View topic on PhilPapers for more information
Related categories

5 found
Order:
More results on PhilPapers
  1. The Moral Grounds of Reasonably Mistaken Self-Defense.Renée Jorgensen Bolinger - 2021 - Philosophy and Phenomenological Research 103 (1):140-156.
    Some, but not all, of the mistakes a person makes when acting in apparently necessary self-defense are reasonable: we take them not to violate the rights of the apparent aggressor. I argue that this is explained by duties grounded in agents' entitlements to a fair distribution of the risk of suffering unjust harm. I suggest that the content of these duties is filled in by a social signaling norm, and offer some moral constraints on the form such a norm can (...)
    Remove from this list   Download  
     
    Export citation  
     
    Bookmark   3 citations  
  2. Rights and Consent in Mixed Martial Arts.Stephen Kershnar & Robert Kelly - 2019 - Journal of the Philosophy of Sport 47 (1):105-120.
    MMA fighting in a competition is not necessarily wrong and is often, as far as we can tell, permissible. Our argument has two premises. First, if an act does not infringe on anyone’s moral right or violate another side-constraint, then it is morally permissible. Second, MMA-violence does not infringe on anyone’s moral right or violate another side-constraint. The first premise rested on two assumptions. First, if a person does a wrong act, then he wrongs someone. Second, if one person wrongs (...)
    Remove from this list   Download  
     
    Export citation  
     
    Bookmark   3 citations  
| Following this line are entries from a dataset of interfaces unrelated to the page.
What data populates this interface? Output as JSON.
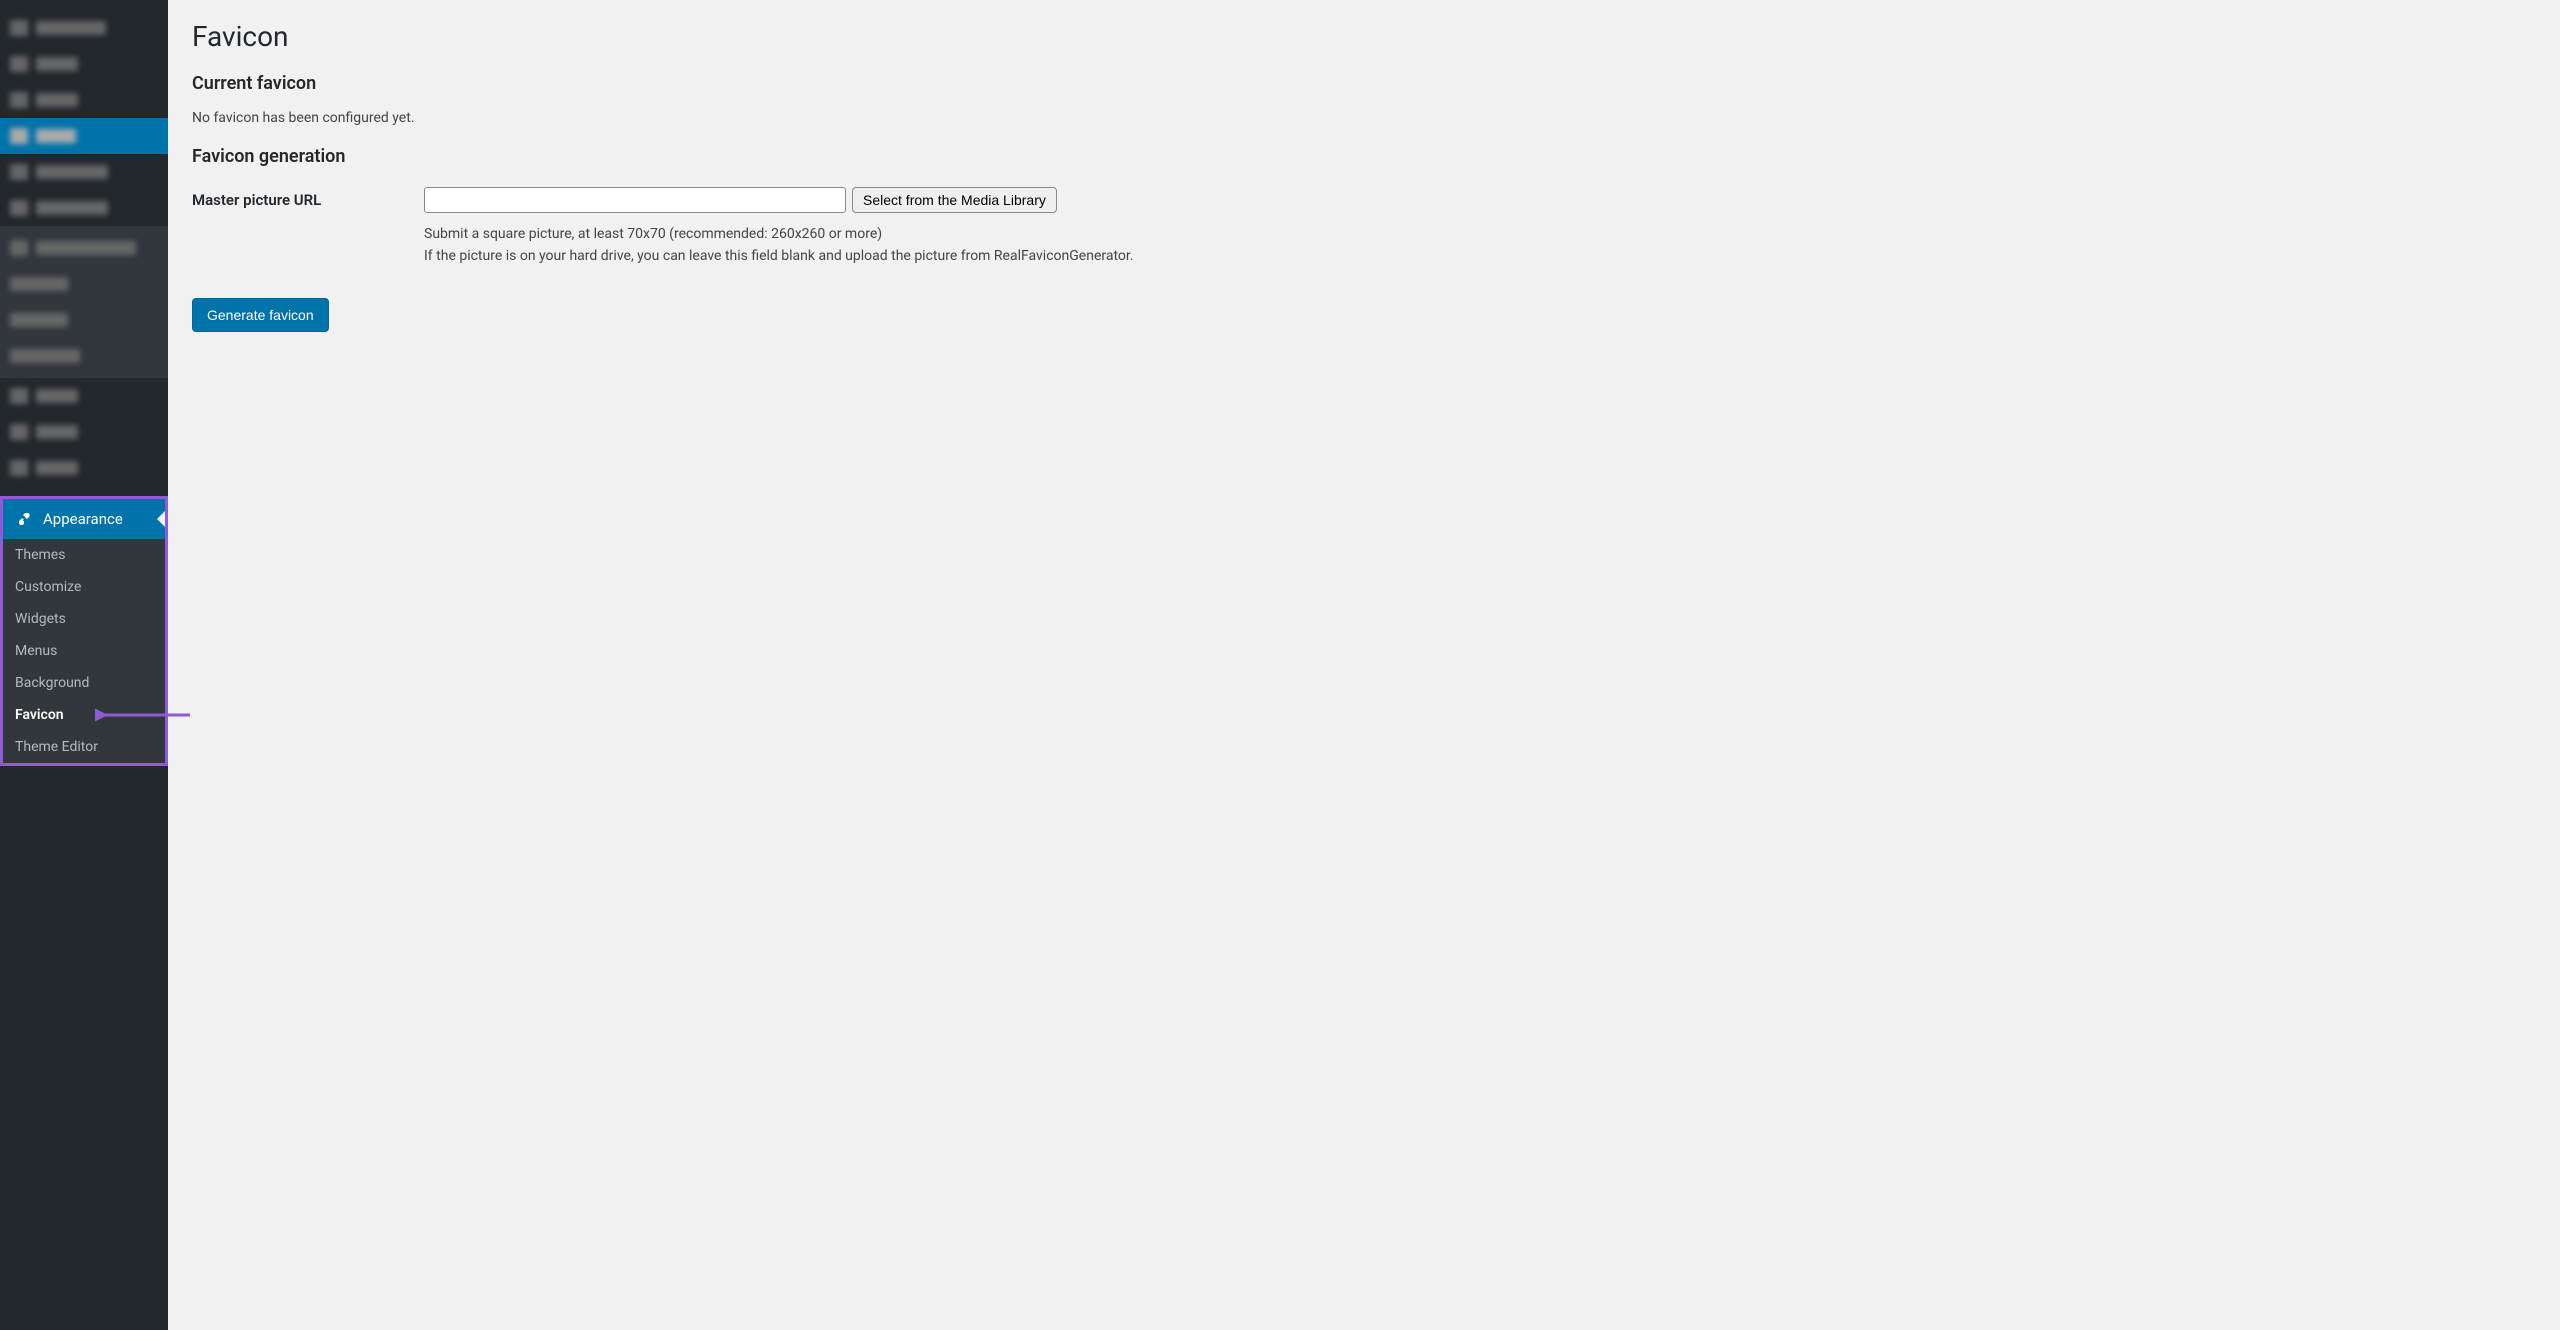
{
  "sidebar": {
    "appearance": {
      "label": "Appearance",
      "submenu": [
        {
          "label": "Themes"
        },
        {
          "label": "Customize"
        },
        {
          "label": "Widgets"
        },
        {
          "label": "Menus"
        },
        {
          "label": "Background"
        },
        {
          "label": "Favicon"
        },
        {
          "label": "Theme Editor"
        }
      ]
    }
  },
  "main": {
    "title": "Favicon",
    "current_heading": "Current favicon",
    "current_status": "No favicon has been configured yet.",
    "generation_heading": "Favicon generation",
    "form": {
      "label": "Master picture URL",
      "media_button": "Select from the Media Library",
      "help_line1": "Submit a square picture, at least 70x70 (recommended: 260x260 or more)",
      "help_line2": "If the picture is on your hard drive, you can leave this field blank and upload the picture from RealFaviconGenerator."
    },
    "generate_button": "Generate favicon"
  }
}
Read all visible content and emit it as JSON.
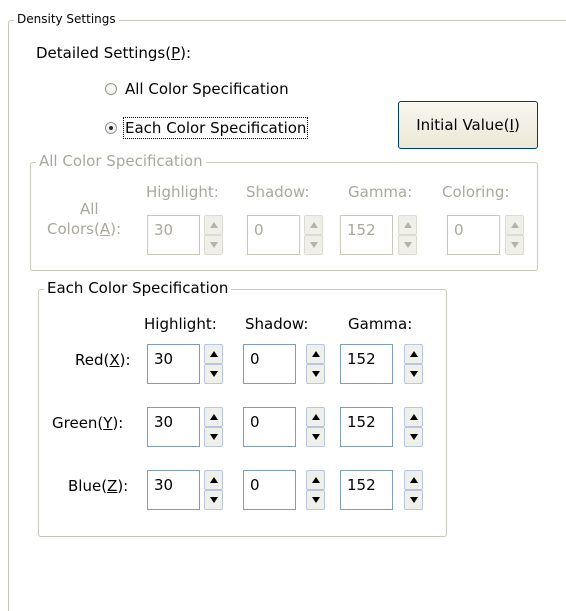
{
  "outer_group": {
    "title": "Density Settings"
  },
  "detailed_settings": {
    "label_prefix": "Detailed Settings(",
    "label_key": "P",
    "label_suffix": "):"
  },
  "radio_all": {
    "label": "All Color Specification",
    "selected": false
  },
  "radio_each": {
    "label": "Each Color Specification",
    "selected": true
  },
  "initial_button": {
    "prefix": "Initial Value(",
    "key": "I",
    "suffix": ")"
  },
  "all_group": {
    "title": "All Color Specification",
    "headers": [
      "Highlight:",
      "Shadow:",
      "Gamma:",
      "Coloring:"
    ],
    "row_label_line1": "All",
    "row_label_prefix": "Colors(",
    "row_label_key": "A",
    "row_label_suffix": "):",
    "values": [
      "30",
      "0",
      "152",
      "0"
    ]
  },
  "each_group": {
    "title": "Each Color Specification",
    "headers": [
      "Highlight:",
      "Shadow:",
      "Gamma:"
    ],
    "rows": [
      {
        "prefix": "Red(",
        "key": "X",
        "suffix": "):",
        "highlight": "30",
        "shadow": "0",
        "gamma": "152"
      },
      {
        "prefix": "Green(",
        "key": "Y",
        "suffix": "):",
        "highlight": "30",
        "shadow": "0",
        "gamma": "152"
      },
      {
        "prefix": "Blue(",
        "key": "Z",
        "suffix": "):",
        "highlight": "30",
        "shadow": "0",
        "gamma": "152"
      }
    ]
  },
  "colors": {
    "disabled_text": "#a9a79c",
    "frame_border": "#c7c7bb",
    "field_border": "#7f9db9"
  }
}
  3. Material Contribution, Responsibility, and Liability.Christian Barry - 2018 - Journal of Moral Philosophy 15 (6):637-650.
    In her inventive and tightly argued book Defensive Killing, Helen Frowe defends the view that bystanders—those who do not pose threats to others—cannot be liable to being harmed in self-defence or in defence of others. On her account, harming bystanders always infringes their rights against being harmed, since they have not acted in any way to forfeit them. According to Frowe, harming bystanders can be justified only when it constitutes a lesser evil. In this brief essay, I make the case (...)
    Remove from this list   Download  
     
    Export citation  
     
    Bookmark   1 citation  
  4. Discipline and Punishment in Light of Autism.Jami L. Anderson - 2014 - In Selina Doran & Laura Botell (eds.), Reframing Punishment: Making Visible Bodies, Silence and De-humanisation.
    If one can judge a society by how it treats its prisoners, one can surely judge a society by how it treats cognitively- and learning-impaired children. In the United States children with physical and cognitive impairments are subjected to higher rates of corporal punishment than are non-disabled children. Children with disabilities make up just over 13% of the student population in the U.S. yet make up over 18% of those children who receive corporal punishment. Autistic children are among the most (...)
    Remove from this list   Download  
     
    Export citation  
     
    Bookmark  
  5. For Torture: A Rights-Based Defense.Stephen Kershnar - 2011 - Lexington Books.
    This book is an analysis and evaluation of torture. My take on torture is unique for four reasons. First, it provides a distinct analysis of what torture is. Second, it argues that on non-consequentialist grounds, specifically rights-based ones, torture is sometimes permissible. Third, it argues that torturers are not always vicious. Fourth, it argues that it is plausible that these conclusions apply to some real world cases. In short, it fills the following gap: it evaluates torture from a rights-based perspective (...)
    Remove from this list   Download  
     
    Export citation  
     
    Bookmark